### [Requirement]
In your copy, each record should read exactly as it does below, and no pictures should be present.

### [Entries provided]
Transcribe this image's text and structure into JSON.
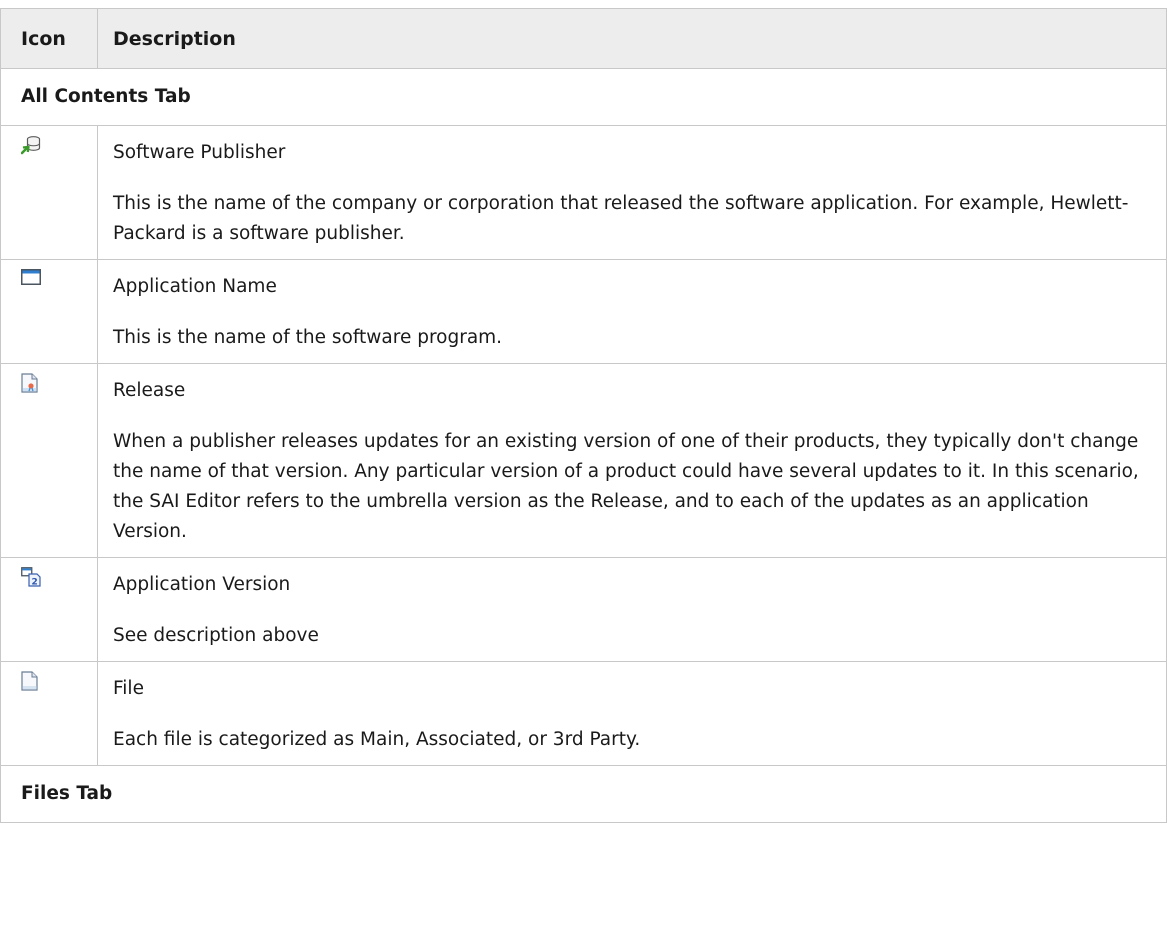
{
  "table": {
    "header": {
      "icon": "Icon",
      "description": "Description"
    },
    "sections": {
      "all_contents": "All Contents Tab",
      "files": "Files Tab"
    },
    "rows": [
      {
        "icon": "software-publisher-icon",
        "title": "Software Publisher",
        "description": "This is the name of the company or corporation that released the software application. For example, Hewlett-Packard is a software publisher."
      },
      {
        "icon": "application-window-icon",
        "title": "Application Name",
        "description": "This is the name of the software program."
      },
      {
        "icon": "release-document-icon",
        "title": "Release",
        "description": "When a publisher releases updates for an existing version of one of their products, they typically don't change the name of that version. Any particular version of a product could have several updates to it. In this scenario, the SAI Editor refers to the umbrella version as the Release, and to each of the updates as an application Version."
      },
      {
        "icon": "application-version-icon",
        "title": "Application Version",
        "description": "See description above"
      },
      {
        "icon": "file-icon",
        "title": "File",
        "description": "Each file is categorized as Main, Associated, or 3rd Party."
      }
    ]
  }
}
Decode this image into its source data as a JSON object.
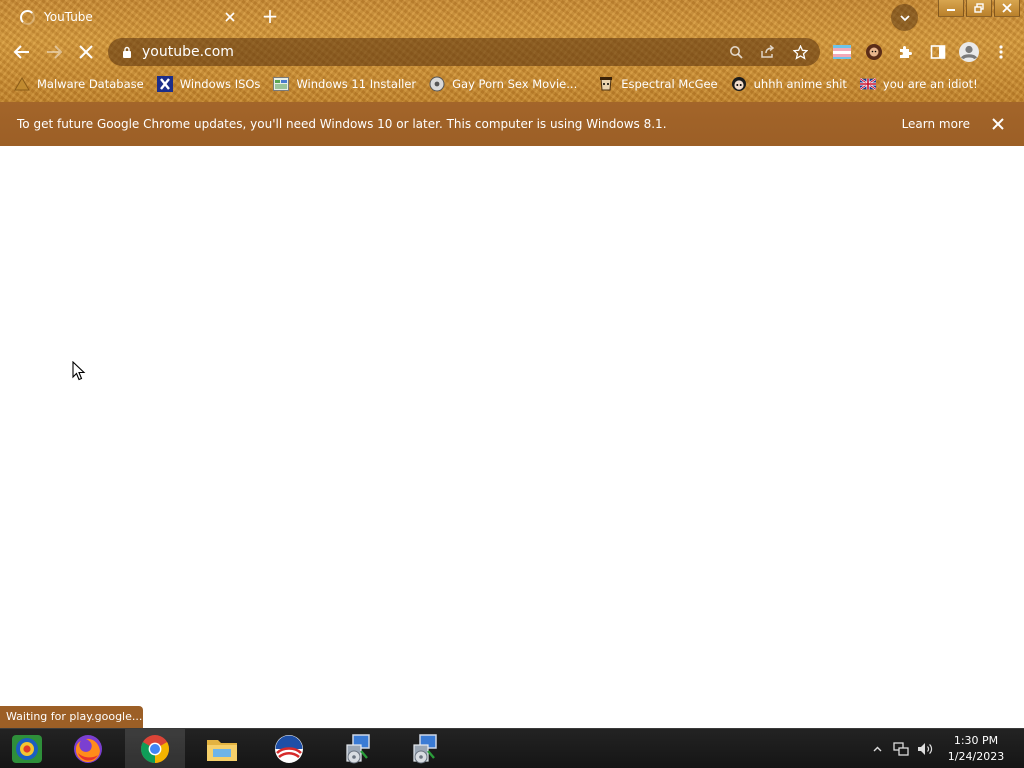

### [Solved problem]
Transcribe this image's text and structure into JSON.
{
  "table": {
    "header": {
      "icon": "Icon",
      "description": "Description"
    },
    "sections": {
      "all_contents": "All Contents Tab",
      "files": "Files Tab"
    },
    "rows": [
      {
        "icon": "software-publisher-icon",
        "title": "Software Publisher",
        "description": "This is the name of the company or corporation that released the software application. For example, Hewlett-Packard is a software publisher."
      },
      {
        "icon": "application-window-icon",
        "title": "Application Name",
        "description": "This is the name of the software program."
      },
      {
        "icon": "release-document-icon",
        "title": "Release",
        "description": "When a publisher releases updates for an existing version of one of their products, they typically don't change the name of that version. Any particular version of a product could have several updates to it. In this scenario, the SAI Editor refers to the umbrella version as the Release, and to each of the updates as an application Version."
      },
      {
        "icon": "application-version-icon",
        "title": "Application Version",
        "description": "See description above"
      },
      {
        "icon": "file-icon",
        "title": "File",
        "description": "Each file is categorized as Main, Associated, or 3rd Party."
      }
    ]
  }
}
Decode this image into its source data as a JSON object.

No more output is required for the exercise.